Yet, a deaf juror cannot hear a witness' words and cannot make credibility determinations based on inflection and intonation of voice, but still is able to make the requisite credibility determinations. Defendants obviously recognize deaf individuals' qualifications to serve on a Superior Court jury since no policy excluding deaf jurors exists. Applying the same logic to a blind individual demonstrates that although a blind juror cannot rely on sight, the individual can certainly hear the witness testify, hear the quaver in a voice, listen to the witness clear his or her throat, or analyze the pause between question and answer, then add these sensory impressions to the words spoken and assess the witness' credibility. Defendants' policy toward deaf jurors evidences a lack of prejudice towards those with hearing impairments and demonstrates their ability to look behind archaic stereotypes thrust upon disabled persons; it is thus difficult to fathom why the policy differs toward blind jurors.
Moreover, even if the individual does not initially appear to be "otherwise qualified," it must still be determined whether reasonable accommodation would make the individual otherwise qualified. Alexander v. Choate, 469 U.S. 287, 300-01, 83 L. Ed. 2d 661, 105 S. Ct. 712 (1985); see Harris v. Thigpen, 941 F.2d 1495, 1525 (11th Cir. 1991). In the instant case, no accommodation was offered to Galloway or to any other blind person. According to Galloway he was turned away after being expressly informed that blind jurors could not be accommodated. Plaintiff's Motion, Galloway Declaration, at 2. Plaintiff has established that, in many instances, accommodation could indeed result in an "otherwise qualified" individual.
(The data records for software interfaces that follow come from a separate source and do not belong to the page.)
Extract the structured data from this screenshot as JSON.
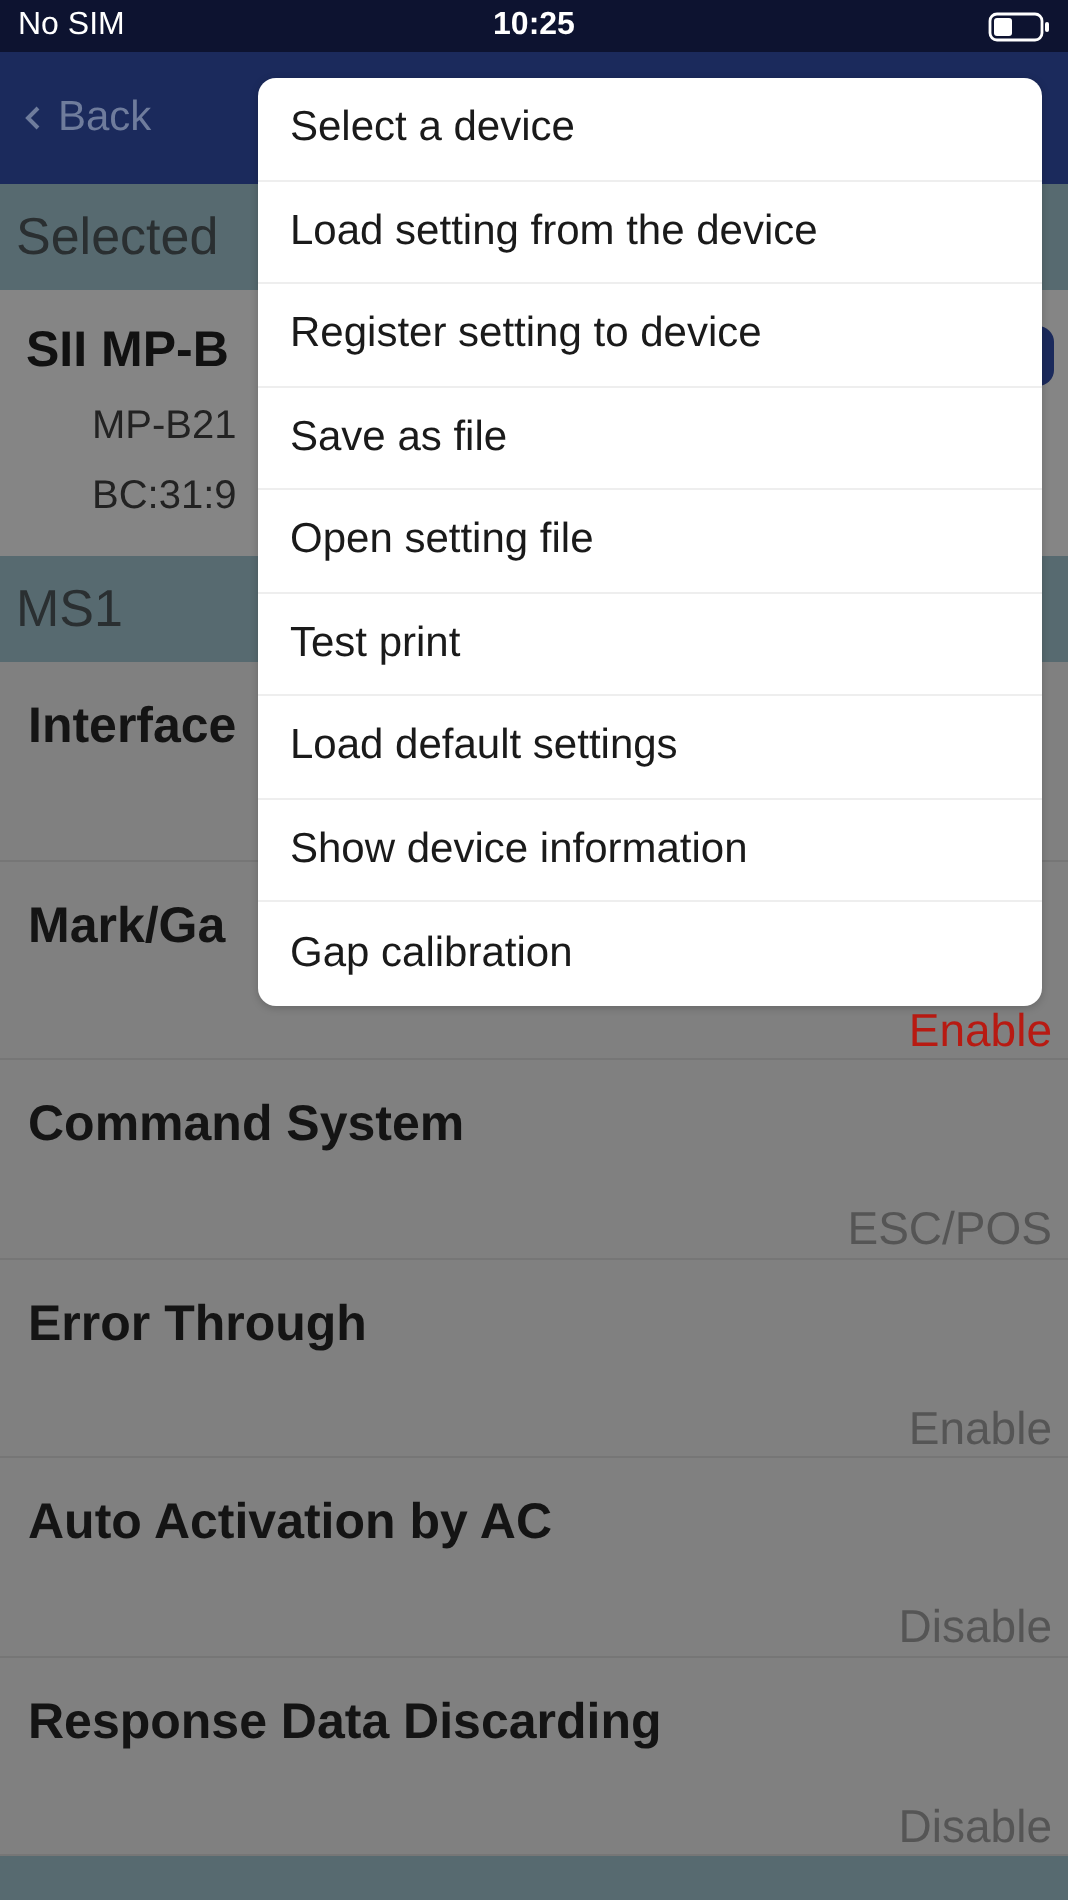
{
  "status_bar": {
    "carrier": "No SIM",
    "time": "10:25"
  },
  "nav": {
    "back": "Back"
  },
  "selected_header": "Selected",
  "device": {
    "name": "SII MP-B",
    "model": "MP-B21",
    "address": "BC:31:9"
  },
  "sections": [
    {
      "title": "MS1",
      "rows": [
        {
          "label": "Interface"
        },
        {
          "label": "Mark/Ga",
          "value": "Enable",
          "alert": true
        },
        {
          "label": "Command System",
          "value": "ESC/POS",
          "alert": false
        },
        {
          "label": "Error Through",
          "value": "Enable",
          "alert": false
        },
        {
          "label": "Auto Activation by AC",
          "value": "Disable",
          "alert": false
        },
        {
          "label": "Response Data Discarding",
          "value": "Disable",
          "alert": false
        }
      ]
    }
  ],
  "menu": {
    "items": [
      "Select a device",
      "Load setting from the device",
      "Register setting to device",
      "Save as file",
      "Open setting file",
      "Test print",
      "Load default settings",
      "Show device information",
      "Gap calibration"
    ]
  }
}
As noted above, sign language interpreters are provided to deaf individuals serving on Superior Court juries. A similar service could be employed for blind jurors.
With this type of "reasonable accommodation," a blind juror such as plaintiff should be able to serve satisfactorily in most cases.
In addition to the evidence presented showing that visual observation in not necessarily an essential function of a juror, Galloway introduced substantial evidence to support his individual qualifications to serve competently on a jury. Plaintiff's educational and employment history underscores the fact that he can, and does, make credibility determinations daily. Galloway has served in a number of executive positions in the private sector, the federal government, and the state government and is presently responsibly employed by the District of Columbia, one of the defendants herein. In these capacities, Galloway has been called upon to evaluate facts, weigh evidence, and make judgments. He assesses credibility by listening carefully to the content and consistency of a person's speech and pays particular attention to auditory clues: the rhythm of a person's breathing and the sounds of a person moving, for example.
Yet, just as no per se rule of exclusion should be employed against blind persons who wish to serve as jurors, no per se rule of inclusion should apply either. Plaintiff has never argued that he should be permitted to participate in every trial. Rather, he has consistently conceded that there may be cases in which it would be inappropriate for a blind person to serve as a juror -- cases in which there is a substantial amount of documentary evidence, for example -- and that the decision as to whether he should be empaneled in any particular case should be left to the Judge, the attorneys, and the voir dire process. In many cases, a blind juror can certainly provide competent jury service.
B. The Americans with Disabilities Act
It is equally obvious that the Superior Court jury system falls within the parameters of the ADA. Title II of the ADA, which became effective on January 26, 1992,
No qualified individual with a disability shall, by reason of such disability, be excluded from participation in or be denied the benefits of the services, programs, or activities of a public entity, or be subjected to discrimination by any such entity.